I guess one of the reasons my blogging volume has decreased is that I no longer have interactive notebook pages to share on my blog. I decided that with Algebra 2 and Pre-Calc classes of 30 kids that I would help save my sanity this year by moving to binders instead of INBs. It has definitely saved me time both in class and out of class, but I do miss how attached students ended up getting to their notebooks. It's just not the same with binders. So, if you want to see some of my most favorite INB pages ever, check out this post!

I was a little negligent at getting the photos of LAST year's classroom posted until the school year was entirely over. While you will notice some similarities between last year's classroom and this year's when it comes to some of the posters, there are many differences since I went from teaching Algebra 1 and Chemistry to teaching Algebra 2 and Pre-Calc.

For several years, I got very discouraged while working at my old school because there was absolutely no celebration or even mention of Teacher Appreciation Week. I would log on to twitter to see other teachers posting photos of being showered with free food, gifts, and sweet notes from students. After awhile, I decided to stop being sad and start doing something about it. Last year, I decided to have my students celebrate the teachers in our school by voting for superlative awards. Teachers were voted to categories such as "Most Organized," "Most Inspiring," "Best Story Teller," "Funniest," or "Most Likely to Win Jeopardy." Each teacher's winning superlative was posted on a certificate outside their door for the whole school to read. The teachers loved them, and the students loved walking around to see what award each student had won.

Last school year, I was really good at putting a new puzzle on our puzzle table each week. This Mixed Emotions Puzzle from The Big, Big, Big Book of Brainteasers (affiliate link) turned out to be the most popular puzzle post of 2018. Want even more puzzles? Check out the Puzzles Tab at the top of my blog!

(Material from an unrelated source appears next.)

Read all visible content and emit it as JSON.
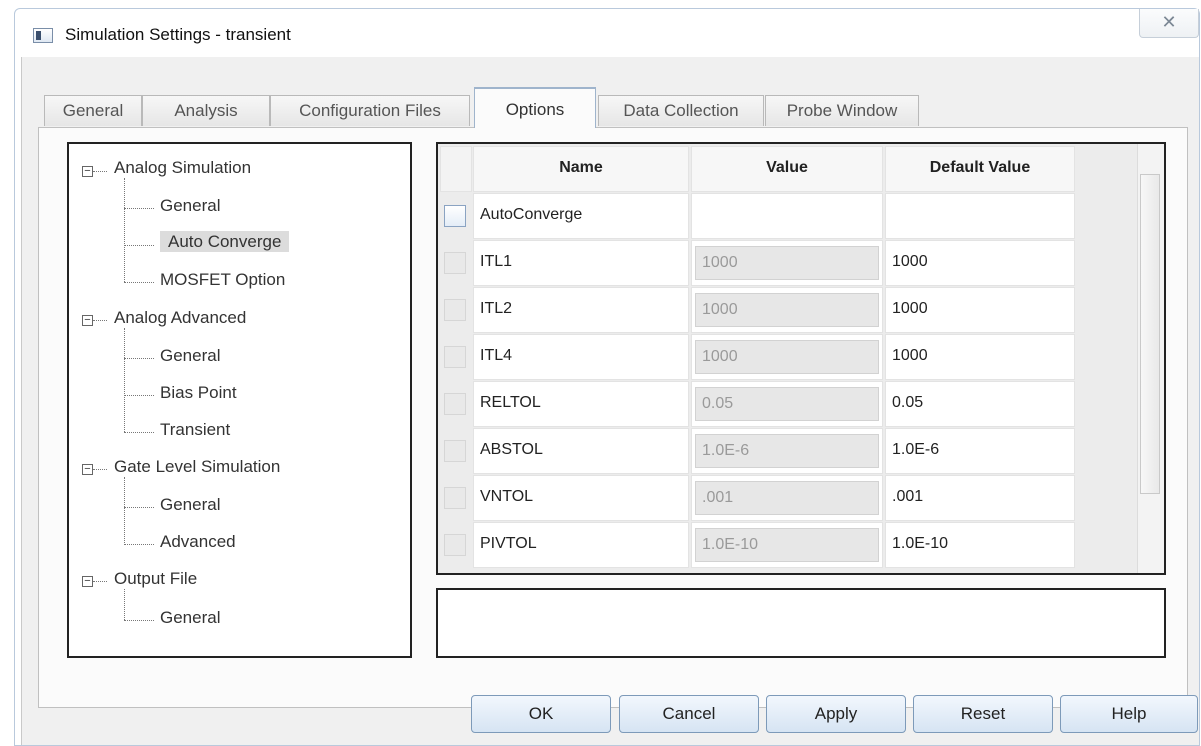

Seeing this activity makes me really, really, really miss teaching intro to polynomials in Algebra 1. I created this activity this past year to give my students extra practice with naming and classifying polynomials. I love that this activity is open-ended in a way since there are several possible solutions. There are a few cards that MUST go in a certain place, but students normally don't figure that out without a bit of discussion and trial and error. I think I will have to pull this activity out and use it as a refresher with my Algebra 2 classes as we will be starting polynomials after Christmas Break.